# Description of the task
The task calls for each record to be given again unchanged, minus any pictures.
==== Materials provided ====
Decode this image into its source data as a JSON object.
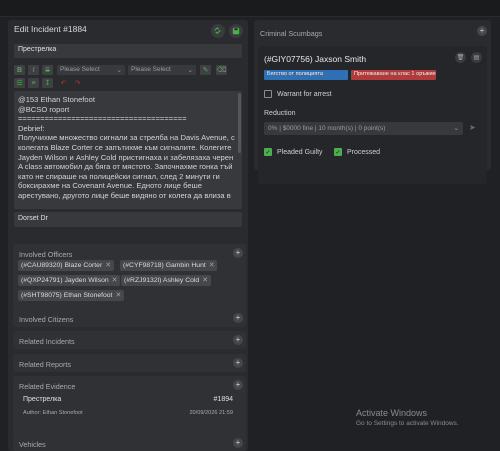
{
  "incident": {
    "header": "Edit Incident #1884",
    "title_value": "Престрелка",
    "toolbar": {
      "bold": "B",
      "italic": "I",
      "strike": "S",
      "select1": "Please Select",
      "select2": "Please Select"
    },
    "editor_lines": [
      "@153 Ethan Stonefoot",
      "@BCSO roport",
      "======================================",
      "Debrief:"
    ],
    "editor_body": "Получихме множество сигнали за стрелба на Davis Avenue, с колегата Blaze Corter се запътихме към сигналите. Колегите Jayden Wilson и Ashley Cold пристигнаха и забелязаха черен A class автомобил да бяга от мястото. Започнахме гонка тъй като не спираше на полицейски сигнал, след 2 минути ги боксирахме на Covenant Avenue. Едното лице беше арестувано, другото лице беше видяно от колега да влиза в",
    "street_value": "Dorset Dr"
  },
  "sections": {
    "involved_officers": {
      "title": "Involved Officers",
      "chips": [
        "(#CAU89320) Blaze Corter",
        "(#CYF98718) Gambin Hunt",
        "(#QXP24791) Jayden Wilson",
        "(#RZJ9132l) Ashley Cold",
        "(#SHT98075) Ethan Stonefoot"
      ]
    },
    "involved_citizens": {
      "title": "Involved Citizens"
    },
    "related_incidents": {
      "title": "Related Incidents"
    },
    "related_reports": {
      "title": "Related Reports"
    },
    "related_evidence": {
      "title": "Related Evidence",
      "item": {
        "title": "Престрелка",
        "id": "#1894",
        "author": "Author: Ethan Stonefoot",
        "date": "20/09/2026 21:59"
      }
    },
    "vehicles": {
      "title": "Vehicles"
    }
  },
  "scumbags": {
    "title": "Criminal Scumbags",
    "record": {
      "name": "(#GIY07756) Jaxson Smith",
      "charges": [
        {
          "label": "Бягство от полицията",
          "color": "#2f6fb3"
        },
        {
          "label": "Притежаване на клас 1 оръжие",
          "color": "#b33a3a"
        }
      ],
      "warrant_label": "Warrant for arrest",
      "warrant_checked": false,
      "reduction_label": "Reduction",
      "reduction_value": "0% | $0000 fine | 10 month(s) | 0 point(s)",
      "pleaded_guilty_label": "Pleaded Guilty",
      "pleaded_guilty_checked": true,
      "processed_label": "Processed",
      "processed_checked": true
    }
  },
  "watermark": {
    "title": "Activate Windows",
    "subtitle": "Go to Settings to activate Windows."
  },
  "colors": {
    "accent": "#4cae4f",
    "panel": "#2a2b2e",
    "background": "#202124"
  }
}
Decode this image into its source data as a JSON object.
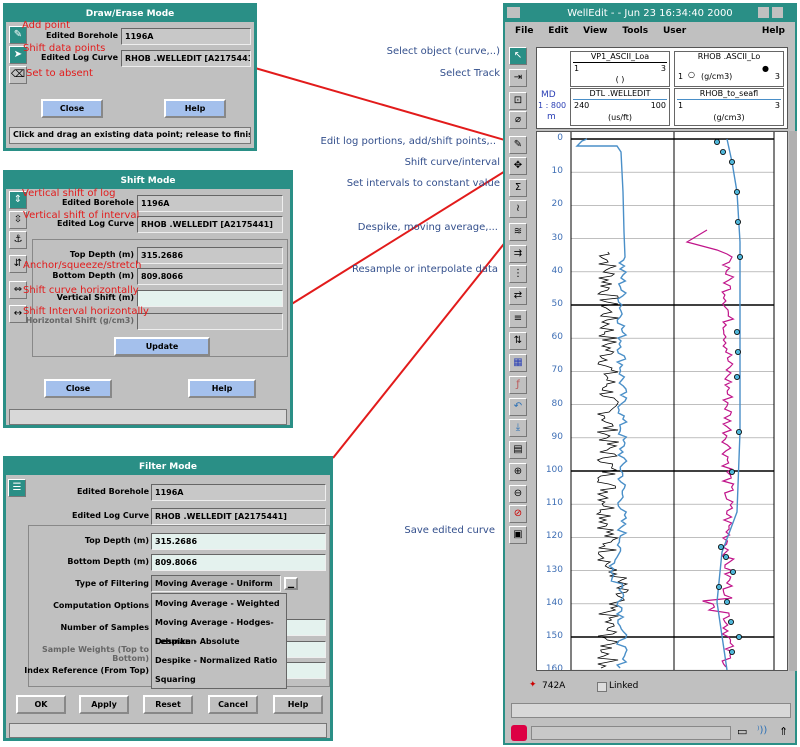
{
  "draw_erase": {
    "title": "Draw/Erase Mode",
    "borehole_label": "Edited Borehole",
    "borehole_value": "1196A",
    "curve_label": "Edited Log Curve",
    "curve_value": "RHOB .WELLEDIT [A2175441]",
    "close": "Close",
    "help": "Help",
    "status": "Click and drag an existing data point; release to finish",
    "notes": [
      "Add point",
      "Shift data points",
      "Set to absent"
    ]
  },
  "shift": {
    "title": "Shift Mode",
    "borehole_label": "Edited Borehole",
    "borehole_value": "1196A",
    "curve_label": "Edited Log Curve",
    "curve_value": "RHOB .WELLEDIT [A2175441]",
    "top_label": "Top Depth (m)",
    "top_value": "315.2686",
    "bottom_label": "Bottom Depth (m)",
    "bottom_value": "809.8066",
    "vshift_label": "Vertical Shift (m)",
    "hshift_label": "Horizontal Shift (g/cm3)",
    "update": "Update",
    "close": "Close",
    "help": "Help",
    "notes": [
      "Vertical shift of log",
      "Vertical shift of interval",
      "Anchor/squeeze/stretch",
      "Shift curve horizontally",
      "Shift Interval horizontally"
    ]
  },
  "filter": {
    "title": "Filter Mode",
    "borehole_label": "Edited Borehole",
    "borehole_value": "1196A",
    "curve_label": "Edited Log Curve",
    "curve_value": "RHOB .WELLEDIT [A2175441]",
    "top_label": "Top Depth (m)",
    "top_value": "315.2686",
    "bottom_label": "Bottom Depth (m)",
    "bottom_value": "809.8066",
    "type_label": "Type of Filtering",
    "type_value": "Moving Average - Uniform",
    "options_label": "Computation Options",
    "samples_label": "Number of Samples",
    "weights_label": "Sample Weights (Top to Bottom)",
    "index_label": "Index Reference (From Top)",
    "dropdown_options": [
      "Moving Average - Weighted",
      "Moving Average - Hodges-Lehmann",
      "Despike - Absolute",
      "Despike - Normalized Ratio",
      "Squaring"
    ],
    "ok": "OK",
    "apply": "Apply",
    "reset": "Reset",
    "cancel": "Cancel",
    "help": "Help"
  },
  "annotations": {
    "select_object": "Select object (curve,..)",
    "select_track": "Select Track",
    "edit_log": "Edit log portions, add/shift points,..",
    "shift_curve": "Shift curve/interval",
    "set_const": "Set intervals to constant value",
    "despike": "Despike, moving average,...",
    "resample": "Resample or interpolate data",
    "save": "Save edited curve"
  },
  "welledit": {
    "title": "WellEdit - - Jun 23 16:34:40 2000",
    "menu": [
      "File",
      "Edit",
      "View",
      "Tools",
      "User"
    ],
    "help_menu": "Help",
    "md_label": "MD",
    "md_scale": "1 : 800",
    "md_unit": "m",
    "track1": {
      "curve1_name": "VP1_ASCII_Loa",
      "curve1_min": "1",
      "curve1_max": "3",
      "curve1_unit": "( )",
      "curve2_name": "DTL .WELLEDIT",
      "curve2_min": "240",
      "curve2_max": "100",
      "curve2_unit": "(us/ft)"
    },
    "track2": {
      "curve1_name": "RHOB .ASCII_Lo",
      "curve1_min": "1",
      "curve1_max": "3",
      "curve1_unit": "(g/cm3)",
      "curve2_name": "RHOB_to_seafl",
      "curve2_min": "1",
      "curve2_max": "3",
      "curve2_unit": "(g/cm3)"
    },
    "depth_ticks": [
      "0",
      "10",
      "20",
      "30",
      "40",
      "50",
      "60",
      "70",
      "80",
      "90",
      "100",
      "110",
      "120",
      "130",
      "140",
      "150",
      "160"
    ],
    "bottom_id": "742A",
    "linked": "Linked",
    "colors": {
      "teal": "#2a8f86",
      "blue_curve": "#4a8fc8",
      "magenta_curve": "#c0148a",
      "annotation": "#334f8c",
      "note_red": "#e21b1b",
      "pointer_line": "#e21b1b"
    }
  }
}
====
# Answer to the exercise
Decode this image into its source data as a JSON object.
{
  "incident": {
    "header": "Edit Incident #1884",
    "title_value": "Престрелка",
    "toolbar": {
      "bold": "B",
      "italic": "I",
      "strike": "S",
      "select1": "Please Select",
      "select2": "Please Select"
    },
    "editor_lines": [
      "@153 Ethan Stonefoot",
      "@BCSO roport",
      "======================================",
      "Debrief:"
    ],
    "editor_body": "Получихме множество сигнали за стрелба на Davis Avenue, с колегата Blaze Corter се запътихме към сигналите. Колегите Jayden Wilson и Ashley Cold пристигнаха и забелязаха черен A class автомобил да бяга от мястото. Започнахме гонка тъй като не спираше на полицейски сигнал, след 2 минути ги боксирахме на Covenant Avenue. Едното лице беше арестувано, другото лице беше видяно от колега да влиза в",
    "street_value": "Dorset Dr"
  },
  "sections": {
    "involved_officers": {
      "title": "Involved Officers",
      "chips": [
        "(#CAU89320) Blaze Corter",
        "(#CYF98718) Gambin Hunt",
        "(#QXP24791) Jayden Wilson",
        "(#RZJ9132l) Ashley Cold",
        "(#SHT98075) Ethan Stonefoot"
      ]
    },
    "involved_citizens": {
      "title": "Involved Citizens"
    },
    "related_incidents": {
      "title": "Related Incidents"
    },
    "related_reports": {
      "title": "Related Reports"
    },
    "related_evidence": {
      "title": "Related Evidence",
      "item": {
        "title": "Престрелка",
        "id": "#1894",
        "author": "Author: Ethan Stonefoot",
        "date": "20/09/2026 21:59"
      }
    },
    "vehicles": {
      "title": "Vehicles"
    }
  },
  "scumbags": {
    "title": "Criminal Scumbags",
    "record": {
      "name": "(#GIY07756) Jaxson Smith",
      "charges": [
        {
          "label": "Бягство от полицията",
          "color": "#2f6fb3"
        },
        {
          "label": "Притежаване на клас 1 оръжие",
          "color": "#b33a3a"
        }
      ],
      "warrant_label": "Warrant for arrest",
      "warrant_checked": false,
      "reduction_label": "Reduction",
      "reduction_value": "0% | $0000 fine | 10 month(s) | 0 point(s)",
      "pleaded_guilty_label": "Pleaded Guilty",
      "pleaded_guilty_checked": true,
      "processed_label": "Processed",
      "processed_checked": true
    }
  },
  "watermark": {
    "title": "Activate Windows",
    "subtitle": "Go to Settings to activate Windows."
  },
  "colors": {
    "accent": "#4cae4f",
    "panel": "#2a2b2e",
    "background": "#202124"
  }
}
Decode this image into its source data as a JSON object.
{
  "draw_erase": {
    "title": "Draw/Erase Mode",
    "borehole_label": "Edited Borehole",
    "borehole_value": "1196A",
    "curve_label": "Edited Log Curve",
    "curve_value": "RHOB .WELLEDIT [A2175441]",
    "close": "Close",
    "help": "Help",
    "status": "Click and drag an existing data point; release to finish",
    "notes": [
      "Add point",
      "Shift data points",
      "Set to absent"
    ]
  },
  "shift": {
    "title": "Shift Mode",
    "borehole_label": "Edited Borehole",
    "borehole_value": "1196A",
    "curve_label": "Edited Log Curve",
    "curve_value": "RHOB .WELLEDIT [A2175441]",
    "top_label": "Top Depth (m)",
    "top_value": "315.2686",
    "bottom_label": "Bottom Depth (m)",
    "bottom_value": "809.8066",
    "vshift_label": "Vertical Shift (m)",
    "hshift_label": "Horizontal Shift (g/cm3)",
    "update": "Update",
    "close": "Close",
    "help": "Help",
    "notes": [
      "Vertical shift of log",
      "Vertical shift of interval",
      "Anchor/squeeze/stretch",
      "Shift curve horizontally",
      "Shift Interval horizontally"
    ]
  },
  "filter": {
    "title": "Filter Mode",
    "borehole_label": "Edited Borehole",
    "borehole_value": "1196A",
    "curve_label": "Edited Log Curve",
    "curve_value": "RHOB .WELLEDIT [A2175441]",
    "top_label": "Top Depth (m)",
    "top_value": "315.2686",
    "bottom_label": "Bottom Depth (m)",
    "bottom_value": "809.8066",
    "type_label": "Type of Filtering",
    "type_value": "Moving Average - Uniform",
    "options_label": "Computation Options",
    "samples_label": "Number of Samples",
    "weights_label": "Sample Weights (Top to Bottom)",
    "index_label": "Index Reference (From Top)",
    "dropdown_options": [
      "Moving Average - Weighted",
      "Moving Average - Hodges-Lehmann",
      "Despike - Absolute",
      "Despike - Normalized Ratio",
      "Squaring"
    ],
    "ok": "OK",
    "apply": "Apply",
    "reset": "Reset",
    "cancel": "Cancel",
    "help": "Help"
  },
  "annotations": {
    "select_object": "Select object (curve,..)",
    "select_track": "Select Track",
    "edit_log": "Edit log portions, add/shift points,..",
    "shift_curve": "Shift curve/interval",
    "set_const": "Set intervals to constant value",
    "despike": "Despike, moving average,...",
    "resample": "Resample or interpolate data",
    "save": "Save edited curve"
  },
  "welledit": {
    "title": "WellEdit - - Jun 23 16:34:40 2000",
    "menu": [
      "File",
      "Edit",
      "View",
      "Tools",
      "User"
    ],
    "help_menu": "Help",
    "md_label": "MD",
    "md_scale": "1 : 800",
    "md_unit": "m",
    "track1": {
      "curve1_name": "VP1_ASCII_Loa",
      "curve1_min": "1",
      "curve1_max": "3",
      "curve1_unit": "( )",
      "curve2_name": "DTL .WELLEDIT",
      "curve2_min": "240",
      "curve2_max": "100",
      "curve2_unit": "(us/ft)"
    },
    "track2": {
      "curve1_name": "RHOB .ASCII_Lo",
      "curve1_min": "1",
      "curve1_max": "3",
      "curve1_unit": "(g/cm3)",
      "curve2_name": "RHOB_to_seafl",
      "curve2_min": "1",
      "curve2_max": "3",
      "curve2_unit": "(g/cm3)"
    },
    "depth_ticks": [
      "0",
      "10",
      "20",
      "30",
      "40",
      "50",
      "60",
      "70",
      "80",
      "90",
      "100",
      "110",
      "120",
      "130",
      "140",
      "150",
      "160"
    ],
    "bottom_id": "742A",
    "linked": "Linked",
    "colors": {
      "teal": "#2a8f86",
      "blue_curve": "#4a8fc8",
      "magenta_curve": "#c0148a",
      "annotation": "#334f8c",
      "note_red": "#e21b1b",
      "pointer_line": "#e21b1b"
    }
  }
}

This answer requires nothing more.